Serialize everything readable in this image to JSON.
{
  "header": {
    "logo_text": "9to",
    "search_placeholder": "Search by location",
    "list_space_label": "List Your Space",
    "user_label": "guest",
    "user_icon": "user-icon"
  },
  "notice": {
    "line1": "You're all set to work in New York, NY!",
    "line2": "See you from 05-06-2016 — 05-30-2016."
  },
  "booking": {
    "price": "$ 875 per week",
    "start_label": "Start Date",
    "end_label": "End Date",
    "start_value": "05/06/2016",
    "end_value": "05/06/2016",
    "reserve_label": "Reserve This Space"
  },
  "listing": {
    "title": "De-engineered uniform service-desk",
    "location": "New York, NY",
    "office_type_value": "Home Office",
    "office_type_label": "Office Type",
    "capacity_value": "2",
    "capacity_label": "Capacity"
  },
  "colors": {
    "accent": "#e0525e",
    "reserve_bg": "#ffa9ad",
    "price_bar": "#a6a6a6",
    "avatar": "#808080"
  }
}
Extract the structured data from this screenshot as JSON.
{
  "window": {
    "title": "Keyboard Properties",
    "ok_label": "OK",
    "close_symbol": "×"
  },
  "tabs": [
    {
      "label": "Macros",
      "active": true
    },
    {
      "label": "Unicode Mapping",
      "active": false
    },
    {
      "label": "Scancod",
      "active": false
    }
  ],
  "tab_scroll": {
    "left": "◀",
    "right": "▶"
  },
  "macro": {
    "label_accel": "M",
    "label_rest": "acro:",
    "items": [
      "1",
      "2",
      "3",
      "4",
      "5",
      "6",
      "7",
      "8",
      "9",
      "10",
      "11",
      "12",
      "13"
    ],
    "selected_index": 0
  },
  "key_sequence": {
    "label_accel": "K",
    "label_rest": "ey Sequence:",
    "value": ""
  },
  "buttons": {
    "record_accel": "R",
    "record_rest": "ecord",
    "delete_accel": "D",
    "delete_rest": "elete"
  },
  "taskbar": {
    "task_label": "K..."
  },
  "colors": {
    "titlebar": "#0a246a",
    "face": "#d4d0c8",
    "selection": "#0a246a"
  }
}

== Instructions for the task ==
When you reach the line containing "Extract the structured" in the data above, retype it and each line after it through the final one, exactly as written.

== Exercise output ==
Extract the structured data from this screenshot as JSON.
{
  "window": {
    "title": "Keyboard Properties",
    "ok_label": "OK",
    "close_symbol": "×"
  },
  "tabs": [
    {
      "label": "Macros",
      "active": true
    },
    {
      "label": "Unicode Mapping",
      "active": false
    },
    {
      "label": "Scancod",
      "active": false
    }
  ],
  "tab_scroll": {
    "left": "◀",
    "right": "▶"
  },
  "macro": {
    "label_accel": "M",
    "label_rest": "acro:",
    "items": [
      "1",
      "2",
      "3",
      "4",
      "5",
      "6",
      "7",
      "8",
      "9",
      "10",
      "11",
      "12",
      "13"
    ],
    "selected_index": 0
  },
  "key_sequence": {
    "label_accel": "K",
    "label_rest": "ey Sequence:",
    "value": ""
  },
  "buttons": {
    "record_accel": "R",
    "record_rest": "ecord",
    "delete_accel": "D",
    "delete_rest": "elete"
  },
  "taskbar": {
    "task_label": "K..."
  },
  "colors": {
    "titlebar": "#0a246a",
    "face": "#d4d0c8",
    "selection": "#0a246a"
  }
}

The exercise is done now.